Lines in the listing below that include the word "Control" need to be copied.

========================================

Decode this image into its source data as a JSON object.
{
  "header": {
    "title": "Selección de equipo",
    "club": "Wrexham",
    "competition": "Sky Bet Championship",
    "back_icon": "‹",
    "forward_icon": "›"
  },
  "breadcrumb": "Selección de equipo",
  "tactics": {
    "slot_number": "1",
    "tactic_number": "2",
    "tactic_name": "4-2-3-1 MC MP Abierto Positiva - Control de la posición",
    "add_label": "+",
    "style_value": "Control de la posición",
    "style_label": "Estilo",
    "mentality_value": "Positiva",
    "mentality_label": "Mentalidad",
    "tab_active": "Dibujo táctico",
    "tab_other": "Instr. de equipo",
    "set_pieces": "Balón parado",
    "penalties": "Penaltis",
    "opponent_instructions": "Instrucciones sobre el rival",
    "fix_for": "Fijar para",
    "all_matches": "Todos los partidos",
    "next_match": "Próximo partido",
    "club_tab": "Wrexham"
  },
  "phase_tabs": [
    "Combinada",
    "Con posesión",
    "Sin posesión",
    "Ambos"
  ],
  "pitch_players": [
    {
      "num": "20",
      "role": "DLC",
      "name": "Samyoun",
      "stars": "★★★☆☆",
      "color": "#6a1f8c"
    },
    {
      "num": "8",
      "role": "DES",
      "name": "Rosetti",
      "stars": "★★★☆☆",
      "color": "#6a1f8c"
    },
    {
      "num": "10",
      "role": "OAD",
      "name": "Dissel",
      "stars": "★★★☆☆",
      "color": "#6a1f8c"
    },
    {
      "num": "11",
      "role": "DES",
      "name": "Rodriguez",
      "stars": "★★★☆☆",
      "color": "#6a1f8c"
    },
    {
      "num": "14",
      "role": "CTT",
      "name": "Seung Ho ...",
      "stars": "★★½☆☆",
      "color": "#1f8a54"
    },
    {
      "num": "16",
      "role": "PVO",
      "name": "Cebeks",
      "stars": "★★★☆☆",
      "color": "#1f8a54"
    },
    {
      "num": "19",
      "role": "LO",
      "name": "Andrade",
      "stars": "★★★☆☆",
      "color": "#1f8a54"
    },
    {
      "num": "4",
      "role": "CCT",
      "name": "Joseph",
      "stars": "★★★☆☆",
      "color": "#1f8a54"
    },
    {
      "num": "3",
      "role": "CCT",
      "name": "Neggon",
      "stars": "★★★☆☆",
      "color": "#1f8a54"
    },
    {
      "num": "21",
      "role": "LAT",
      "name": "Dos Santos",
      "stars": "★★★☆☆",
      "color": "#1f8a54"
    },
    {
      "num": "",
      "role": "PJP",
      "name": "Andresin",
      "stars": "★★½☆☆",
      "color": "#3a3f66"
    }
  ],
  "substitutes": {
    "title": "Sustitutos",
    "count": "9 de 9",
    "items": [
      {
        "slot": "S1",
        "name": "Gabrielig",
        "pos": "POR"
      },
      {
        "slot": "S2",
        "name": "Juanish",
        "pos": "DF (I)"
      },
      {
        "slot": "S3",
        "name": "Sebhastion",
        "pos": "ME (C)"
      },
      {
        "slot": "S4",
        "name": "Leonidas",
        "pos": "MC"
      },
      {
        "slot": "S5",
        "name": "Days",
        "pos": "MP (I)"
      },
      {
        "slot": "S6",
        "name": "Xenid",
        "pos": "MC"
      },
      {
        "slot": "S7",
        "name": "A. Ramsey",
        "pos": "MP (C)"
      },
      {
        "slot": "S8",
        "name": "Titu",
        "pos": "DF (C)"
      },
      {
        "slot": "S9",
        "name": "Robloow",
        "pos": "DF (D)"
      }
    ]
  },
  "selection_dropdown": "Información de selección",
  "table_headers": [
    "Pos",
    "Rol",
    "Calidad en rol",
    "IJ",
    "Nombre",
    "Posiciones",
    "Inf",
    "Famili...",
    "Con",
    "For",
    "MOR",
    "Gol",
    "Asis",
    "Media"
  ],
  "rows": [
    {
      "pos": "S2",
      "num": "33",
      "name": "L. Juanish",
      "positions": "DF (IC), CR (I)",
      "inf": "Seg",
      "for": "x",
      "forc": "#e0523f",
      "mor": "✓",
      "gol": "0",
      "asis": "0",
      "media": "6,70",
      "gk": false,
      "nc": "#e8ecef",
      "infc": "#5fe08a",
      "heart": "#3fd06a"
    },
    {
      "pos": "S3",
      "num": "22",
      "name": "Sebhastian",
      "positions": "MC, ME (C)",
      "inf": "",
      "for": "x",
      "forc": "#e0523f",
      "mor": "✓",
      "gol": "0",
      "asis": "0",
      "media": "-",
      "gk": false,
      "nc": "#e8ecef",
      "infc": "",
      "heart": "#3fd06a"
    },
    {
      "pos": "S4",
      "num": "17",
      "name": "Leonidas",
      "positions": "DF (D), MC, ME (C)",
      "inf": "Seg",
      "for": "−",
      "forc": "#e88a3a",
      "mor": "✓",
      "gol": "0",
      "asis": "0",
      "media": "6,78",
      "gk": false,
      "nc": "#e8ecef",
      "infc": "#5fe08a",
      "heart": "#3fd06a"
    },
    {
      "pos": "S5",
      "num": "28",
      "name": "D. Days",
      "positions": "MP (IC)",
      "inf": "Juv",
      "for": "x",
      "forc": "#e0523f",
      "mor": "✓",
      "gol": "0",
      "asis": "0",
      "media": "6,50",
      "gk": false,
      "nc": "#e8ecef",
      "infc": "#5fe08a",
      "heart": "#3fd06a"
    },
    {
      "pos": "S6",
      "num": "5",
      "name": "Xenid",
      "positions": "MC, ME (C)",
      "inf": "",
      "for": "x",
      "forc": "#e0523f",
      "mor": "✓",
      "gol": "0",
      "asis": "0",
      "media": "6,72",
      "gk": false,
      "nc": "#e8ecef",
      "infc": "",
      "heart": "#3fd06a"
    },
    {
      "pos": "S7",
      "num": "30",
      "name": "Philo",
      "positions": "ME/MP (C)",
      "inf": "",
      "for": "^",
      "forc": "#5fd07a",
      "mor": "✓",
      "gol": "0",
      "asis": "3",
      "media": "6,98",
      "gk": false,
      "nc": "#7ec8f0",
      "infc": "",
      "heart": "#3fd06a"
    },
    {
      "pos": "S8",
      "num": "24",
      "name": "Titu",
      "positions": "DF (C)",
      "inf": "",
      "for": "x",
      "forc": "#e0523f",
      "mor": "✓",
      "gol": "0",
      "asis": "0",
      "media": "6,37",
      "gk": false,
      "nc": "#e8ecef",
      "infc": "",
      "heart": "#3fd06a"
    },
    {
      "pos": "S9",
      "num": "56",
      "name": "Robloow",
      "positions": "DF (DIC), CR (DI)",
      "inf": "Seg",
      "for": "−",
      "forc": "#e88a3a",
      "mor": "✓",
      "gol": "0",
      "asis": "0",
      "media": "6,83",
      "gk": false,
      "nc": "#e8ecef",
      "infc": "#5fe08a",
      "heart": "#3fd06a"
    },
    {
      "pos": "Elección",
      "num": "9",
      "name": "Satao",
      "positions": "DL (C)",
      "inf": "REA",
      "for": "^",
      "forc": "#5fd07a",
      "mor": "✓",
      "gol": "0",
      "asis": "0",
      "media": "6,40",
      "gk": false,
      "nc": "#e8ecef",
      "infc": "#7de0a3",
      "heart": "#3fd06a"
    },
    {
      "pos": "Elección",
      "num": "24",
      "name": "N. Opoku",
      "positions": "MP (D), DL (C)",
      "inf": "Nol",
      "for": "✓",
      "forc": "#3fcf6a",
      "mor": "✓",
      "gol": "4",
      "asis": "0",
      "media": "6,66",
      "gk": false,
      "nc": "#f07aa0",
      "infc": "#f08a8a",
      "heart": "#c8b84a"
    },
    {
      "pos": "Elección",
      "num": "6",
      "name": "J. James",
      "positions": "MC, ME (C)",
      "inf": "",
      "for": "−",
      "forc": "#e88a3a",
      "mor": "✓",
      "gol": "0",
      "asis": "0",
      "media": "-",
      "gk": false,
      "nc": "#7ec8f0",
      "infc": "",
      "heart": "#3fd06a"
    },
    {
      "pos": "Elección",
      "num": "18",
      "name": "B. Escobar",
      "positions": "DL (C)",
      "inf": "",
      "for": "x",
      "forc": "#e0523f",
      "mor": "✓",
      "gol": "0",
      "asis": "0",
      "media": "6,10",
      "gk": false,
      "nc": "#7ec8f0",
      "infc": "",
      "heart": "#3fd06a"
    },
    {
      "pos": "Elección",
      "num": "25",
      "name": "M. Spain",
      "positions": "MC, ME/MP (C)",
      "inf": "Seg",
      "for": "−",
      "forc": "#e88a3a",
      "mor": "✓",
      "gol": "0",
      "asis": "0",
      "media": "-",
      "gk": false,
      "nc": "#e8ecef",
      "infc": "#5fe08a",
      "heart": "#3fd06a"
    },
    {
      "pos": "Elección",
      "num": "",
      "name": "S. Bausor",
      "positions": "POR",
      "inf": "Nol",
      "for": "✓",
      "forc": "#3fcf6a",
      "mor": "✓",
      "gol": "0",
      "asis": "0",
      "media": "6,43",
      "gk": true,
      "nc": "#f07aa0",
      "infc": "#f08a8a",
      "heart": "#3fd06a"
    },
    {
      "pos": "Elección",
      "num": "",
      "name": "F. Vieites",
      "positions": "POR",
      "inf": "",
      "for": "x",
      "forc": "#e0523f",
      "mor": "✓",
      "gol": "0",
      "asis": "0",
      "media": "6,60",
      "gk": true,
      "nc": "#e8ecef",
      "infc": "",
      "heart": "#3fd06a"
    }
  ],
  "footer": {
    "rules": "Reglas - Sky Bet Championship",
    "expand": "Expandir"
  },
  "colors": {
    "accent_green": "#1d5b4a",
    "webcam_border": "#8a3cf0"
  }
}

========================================

TASK ANSWER:
    "tactic_name": "4-2-3-1 MC MP Abierto Positiva - Control de la posición",
    "style_value": "Control de la posición",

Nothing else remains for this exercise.